In 2013, SSHRC awarded Heble and his research team a Partnership Grant to launch a partnered research institute, the International Institute for Critical Studies in Improvisation (IICSI) (www.improvisationinstitute.ca). Following extensive peer review, the initiative was ranked No. 1 among nationwide finalists for the grant. This seven-year award builds on the earlier seven-year SSHRC Major Collaborative Research Initiatives (MCRI) grant for the ICASP project.
Under Dr. Heble’s visionary leadership, The Guelph Jazz Festival—a three-time recipient of the Lieutenant Governor’s Award of the Arts (1997, 2000, 2001) and winner of the Premier’s Award for Excellence in the Arts has achieved a rock-solid international reputation as one of the world’s most inspired and provocative musical events. As its founder, Heble has jolted the citizens of Guelph into an appreciation of improvised and avant garde music, and delighted aficionados from around the world with his innovative and daring programming. Since 1996, Heble has organized as part of the Guelph Jazz Festival an annual international conference on the social implications of improvised music. This is the only regular and ongoing academic event of its kind attached to a major jazz festival.
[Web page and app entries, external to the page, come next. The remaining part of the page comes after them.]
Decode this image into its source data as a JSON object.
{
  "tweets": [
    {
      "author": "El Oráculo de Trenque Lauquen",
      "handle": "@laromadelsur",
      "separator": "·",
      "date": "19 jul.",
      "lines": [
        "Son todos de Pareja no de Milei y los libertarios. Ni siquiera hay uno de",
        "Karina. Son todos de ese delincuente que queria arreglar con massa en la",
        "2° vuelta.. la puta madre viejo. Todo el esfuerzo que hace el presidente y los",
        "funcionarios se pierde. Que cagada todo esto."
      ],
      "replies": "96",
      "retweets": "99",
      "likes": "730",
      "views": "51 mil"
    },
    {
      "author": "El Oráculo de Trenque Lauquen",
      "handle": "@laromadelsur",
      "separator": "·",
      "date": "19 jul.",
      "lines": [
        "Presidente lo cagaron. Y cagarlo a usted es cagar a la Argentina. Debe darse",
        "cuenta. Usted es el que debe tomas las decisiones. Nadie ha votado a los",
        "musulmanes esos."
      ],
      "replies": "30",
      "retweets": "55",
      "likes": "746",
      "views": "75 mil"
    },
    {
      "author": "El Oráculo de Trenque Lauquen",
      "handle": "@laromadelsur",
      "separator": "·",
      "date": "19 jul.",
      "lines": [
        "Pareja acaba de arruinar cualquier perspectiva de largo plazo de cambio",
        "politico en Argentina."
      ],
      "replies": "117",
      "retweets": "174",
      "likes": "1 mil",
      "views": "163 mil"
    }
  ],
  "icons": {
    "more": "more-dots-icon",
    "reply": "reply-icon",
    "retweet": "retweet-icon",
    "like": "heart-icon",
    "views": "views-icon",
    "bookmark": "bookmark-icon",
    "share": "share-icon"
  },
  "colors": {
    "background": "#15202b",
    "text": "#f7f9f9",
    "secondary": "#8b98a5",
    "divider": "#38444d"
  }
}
Heble is also an accomplished pianist. His first CD, in collaboration with percussionist Jesse Stewart, was released on the Guelph Jazz Festival label, IntrepidEar, in 2001. All proceeds from this recording, as from the live concert it documents, have gone towards the festival. He has also released three recordings with his improvising quartet, The Vertical Squirrels.
Heble is in high-demand as a speaker, panelist, music jurist, and community-based arts advisor. He has served on the Executive (and as past Vice President) on the Board of Directors for Jazz Festivals Canada, a not-for-profit arts service organization representing and advocating for jazz festivals and jazz presenters across Canada. Heble has also served as a member of the Artistic Advisory Committee for the Music Gallery in Toronto, and he has been a judge for the JUNO Awards. He has given invited lectures and keynote talks drawn from his work at conferences and arts events around the world.
In his teaching, Heble has sought to develop pedagogical strategies that foster connections between what students learn or do at university and how they come to understand themselves as socially responsible citizens. To that end, he has attempted, whenever possible, to design courses at all levels (from first year classes to graduate seminars) to require various forms of community-based learning and research. The final “assignment” in his courses often takes the form of a “pro-active, community-facing intervention” which challenges students to move beyond the walls of the classroom in an effort to make collective interventions in the broader community. One of Heble’s in-progress research projects is a book-length collaboration with some of his current and former students, focussing on human rights and community-based learning.
Dr. Heble is a recipient of the 2014 Dr. Winegard Exemplary Volunteer Award, and a Teaching Excellence Award from the Student Senate Caucus at the University of Guelph.